As not only an Afghan but also a scholar of transitional justice, I was moved to be at this Memorial center. It seemed to have germinated a seed upon which the sapling of justice could slowly nurture. I distinctly remember a feeling of hope that ACMD, combined with the International Criminal Court’s consideration of Afghanistan, will at least symbolically and marginally respond to some aspects of justice in my country of origin. Alas, your judgment came as a slap in my face days later after this contemplation. Your decision came as a slap in the faces of millions of Afghan war victims, in particular those 699 individuals and collective applicants who often at the cost of risking their lives provided you evidence to make a sound and legitimate judgment. They have walked great distances and emotionally have re-lived some of the most horrifying moments of their existence while testifying and providing statements to the Prosecutor, trusting that a powerful international Court would finally be able to give them some justice, or at least someone willing to listen to them. In fact, you did not question the reliability of the information they provided to the Prosecutor. And yet in your rejection you state that with a bound-to-fail investigation, “victims' expectations will not go beyond little more than aspirations” and, worse, “would result in creating frustration and possibly hostility vis-a-vis the Court”. With due respect for your role and position, I am sorry to say this sounds quite patronising. Let war survivors decide what they think is best for themselves and their interests about justice. They wanted an investigation and the Pre-Trial Chamber rejected it. Suggesting that it was for their own good amounts to the Afghan popular saying of putting salt to one's wound.
Perhaps it was our mistake to put faith in your Court. Your decision is yet another reminder that institutions such as the ICC, the legitimacy and functionality of which have been questioned by a number of legal and transitional justice scholars, cannot be a real hope in the horizon for justice. Justice will have to remain a bottom-up struggle where victims’ interests and demands should trump political considerations.
According to the former ICC prosecutor, Mr. Ocampo, you have introduced a criterion of feasibility nowhere to be found in the Statute. If this is the case, I will also take a similar creative license regarding the interpretation of article 53, stipulating that under no circumstances the Court should slap justice in the face.
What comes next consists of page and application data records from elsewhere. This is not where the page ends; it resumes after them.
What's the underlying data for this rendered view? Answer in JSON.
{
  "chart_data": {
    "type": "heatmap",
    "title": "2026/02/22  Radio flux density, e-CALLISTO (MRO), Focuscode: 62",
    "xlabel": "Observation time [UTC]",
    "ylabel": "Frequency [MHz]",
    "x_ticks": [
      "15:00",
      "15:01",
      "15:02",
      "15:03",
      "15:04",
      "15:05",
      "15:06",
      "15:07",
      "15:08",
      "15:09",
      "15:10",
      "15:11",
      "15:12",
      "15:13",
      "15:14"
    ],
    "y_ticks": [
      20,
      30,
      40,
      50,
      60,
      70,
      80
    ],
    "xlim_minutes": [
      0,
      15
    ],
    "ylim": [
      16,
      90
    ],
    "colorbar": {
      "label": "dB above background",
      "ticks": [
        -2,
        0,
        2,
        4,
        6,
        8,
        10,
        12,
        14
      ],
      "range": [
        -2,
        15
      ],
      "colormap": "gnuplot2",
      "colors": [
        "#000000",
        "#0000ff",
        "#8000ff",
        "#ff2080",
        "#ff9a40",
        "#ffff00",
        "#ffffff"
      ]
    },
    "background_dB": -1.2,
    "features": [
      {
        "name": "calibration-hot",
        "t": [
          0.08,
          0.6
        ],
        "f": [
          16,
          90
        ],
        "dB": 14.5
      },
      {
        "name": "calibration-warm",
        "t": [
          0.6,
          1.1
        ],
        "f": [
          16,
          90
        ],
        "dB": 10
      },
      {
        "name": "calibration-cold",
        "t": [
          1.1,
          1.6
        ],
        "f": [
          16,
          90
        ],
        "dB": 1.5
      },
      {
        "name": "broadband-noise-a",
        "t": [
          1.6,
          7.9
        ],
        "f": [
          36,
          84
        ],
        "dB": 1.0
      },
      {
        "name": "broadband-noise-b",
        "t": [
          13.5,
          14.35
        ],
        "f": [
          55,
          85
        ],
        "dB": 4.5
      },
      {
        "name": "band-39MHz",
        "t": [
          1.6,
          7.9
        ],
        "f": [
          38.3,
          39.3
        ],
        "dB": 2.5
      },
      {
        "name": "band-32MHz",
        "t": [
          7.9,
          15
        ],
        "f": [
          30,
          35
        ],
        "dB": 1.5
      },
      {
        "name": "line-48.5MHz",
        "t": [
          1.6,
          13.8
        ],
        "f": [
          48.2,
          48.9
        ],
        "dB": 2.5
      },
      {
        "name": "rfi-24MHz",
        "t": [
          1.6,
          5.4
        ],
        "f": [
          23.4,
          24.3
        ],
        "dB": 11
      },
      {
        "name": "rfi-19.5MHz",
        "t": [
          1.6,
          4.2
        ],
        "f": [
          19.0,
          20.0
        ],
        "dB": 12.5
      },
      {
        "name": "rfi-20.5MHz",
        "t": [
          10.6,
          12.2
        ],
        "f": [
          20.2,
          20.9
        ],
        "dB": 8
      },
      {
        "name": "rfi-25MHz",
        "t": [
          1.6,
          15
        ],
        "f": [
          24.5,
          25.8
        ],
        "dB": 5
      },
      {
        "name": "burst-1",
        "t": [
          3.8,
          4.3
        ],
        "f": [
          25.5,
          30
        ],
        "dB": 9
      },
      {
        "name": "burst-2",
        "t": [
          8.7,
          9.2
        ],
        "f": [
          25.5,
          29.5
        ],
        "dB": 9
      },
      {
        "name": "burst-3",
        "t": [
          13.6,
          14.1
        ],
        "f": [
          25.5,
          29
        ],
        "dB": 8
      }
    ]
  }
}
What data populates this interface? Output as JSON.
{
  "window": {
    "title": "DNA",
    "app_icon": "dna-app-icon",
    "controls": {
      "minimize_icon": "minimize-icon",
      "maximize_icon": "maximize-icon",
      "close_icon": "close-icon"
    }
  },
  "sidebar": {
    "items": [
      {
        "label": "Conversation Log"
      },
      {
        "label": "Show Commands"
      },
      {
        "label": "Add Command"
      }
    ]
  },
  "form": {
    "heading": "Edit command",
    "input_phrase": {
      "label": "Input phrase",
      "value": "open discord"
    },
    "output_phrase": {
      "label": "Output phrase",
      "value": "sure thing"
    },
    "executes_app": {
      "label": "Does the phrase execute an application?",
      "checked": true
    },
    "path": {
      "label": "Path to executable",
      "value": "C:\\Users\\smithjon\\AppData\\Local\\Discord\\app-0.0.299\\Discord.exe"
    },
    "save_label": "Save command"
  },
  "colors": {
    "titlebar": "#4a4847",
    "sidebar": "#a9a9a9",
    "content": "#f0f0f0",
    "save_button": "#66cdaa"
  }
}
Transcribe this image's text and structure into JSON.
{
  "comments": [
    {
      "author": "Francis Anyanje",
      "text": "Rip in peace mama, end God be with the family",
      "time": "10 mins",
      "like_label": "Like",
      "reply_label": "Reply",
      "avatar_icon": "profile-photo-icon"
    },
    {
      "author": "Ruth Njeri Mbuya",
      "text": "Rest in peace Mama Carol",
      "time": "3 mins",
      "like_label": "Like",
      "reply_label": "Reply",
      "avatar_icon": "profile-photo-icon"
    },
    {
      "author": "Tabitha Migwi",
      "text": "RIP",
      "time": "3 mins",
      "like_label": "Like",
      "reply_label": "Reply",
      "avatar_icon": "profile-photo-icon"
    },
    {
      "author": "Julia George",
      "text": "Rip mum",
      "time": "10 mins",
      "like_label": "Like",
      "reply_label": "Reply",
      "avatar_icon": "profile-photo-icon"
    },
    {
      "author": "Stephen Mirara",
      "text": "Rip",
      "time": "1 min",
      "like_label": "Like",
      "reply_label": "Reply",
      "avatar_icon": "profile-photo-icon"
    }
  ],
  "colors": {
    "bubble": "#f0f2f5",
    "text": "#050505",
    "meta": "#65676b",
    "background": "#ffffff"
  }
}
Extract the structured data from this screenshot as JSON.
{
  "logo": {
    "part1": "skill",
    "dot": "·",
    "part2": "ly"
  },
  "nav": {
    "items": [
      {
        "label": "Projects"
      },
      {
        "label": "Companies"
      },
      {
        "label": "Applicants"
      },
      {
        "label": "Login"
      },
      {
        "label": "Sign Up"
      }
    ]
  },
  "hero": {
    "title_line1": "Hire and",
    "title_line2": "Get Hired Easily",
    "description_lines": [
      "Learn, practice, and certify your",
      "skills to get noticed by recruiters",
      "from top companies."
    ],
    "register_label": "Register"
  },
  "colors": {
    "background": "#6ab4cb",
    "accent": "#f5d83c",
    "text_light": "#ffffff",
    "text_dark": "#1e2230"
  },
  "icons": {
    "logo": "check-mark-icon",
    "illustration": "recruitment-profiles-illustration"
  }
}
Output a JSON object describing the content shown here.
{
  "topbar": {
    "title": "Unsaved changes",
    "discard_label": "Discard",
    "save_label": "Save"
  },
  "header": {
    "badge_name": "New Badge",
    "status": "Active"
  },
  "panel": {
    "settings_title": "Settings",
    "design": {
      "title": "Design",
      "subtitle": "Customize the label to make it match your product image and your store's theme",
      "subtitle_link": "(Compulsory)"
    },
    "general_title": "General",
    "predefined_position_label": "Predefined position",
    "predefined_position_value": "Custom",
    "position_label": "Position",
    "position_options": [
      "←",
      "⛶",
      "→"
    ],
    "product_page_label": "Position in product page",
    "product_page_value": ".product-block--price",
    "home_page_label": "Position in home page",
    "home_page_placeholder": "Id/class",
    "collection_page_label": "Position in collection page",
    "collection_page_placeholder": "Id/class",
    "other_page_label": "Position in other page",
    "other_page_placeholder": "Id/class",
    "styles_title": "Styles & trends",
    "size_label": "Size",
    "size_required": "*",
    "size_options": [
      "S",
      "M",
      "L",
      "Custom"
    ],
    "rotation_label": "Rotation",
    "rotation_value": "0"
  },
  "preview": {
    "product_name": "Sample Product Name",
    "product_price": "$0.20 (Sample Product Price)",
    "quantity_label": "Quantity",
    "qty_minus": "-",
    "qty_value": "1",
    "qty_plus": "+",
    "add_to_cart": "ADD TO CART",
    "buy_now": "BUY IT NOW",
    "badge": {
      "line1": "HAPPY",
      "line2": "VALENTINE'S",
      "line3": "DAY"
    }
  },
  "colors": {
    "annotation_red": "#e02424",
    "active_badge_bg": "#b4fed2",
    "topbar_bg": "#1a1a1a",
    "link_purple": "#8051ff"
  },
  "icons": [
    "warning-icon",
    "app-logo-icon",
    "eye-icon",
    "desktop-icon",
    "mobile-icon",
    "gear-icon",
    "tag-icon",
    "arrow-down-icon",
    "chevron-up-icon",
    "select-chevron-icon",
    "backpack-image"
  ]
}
I am afraid that your decision was precisely an infringement of this provision; it was a slap in the face of justice.
[Solon was] already engaged in public business and the compilation of his laws; which, when Anacharsis [the Scythian] understood, he laughed at him for imagining the dishonesty and covetousness of his countrymen could be restrained by written laws, which were like spiders’ webs, and would catch, it is true, the weak and poor, but easily be broken by the mighty and rich.
– A study of the life of the Athenian lawgiver Solon, by Plutarch (translated by John Dryden)
Cover image: Broken Web by Stephanie Meshke is licensed under CC BY-NC-SA 2.0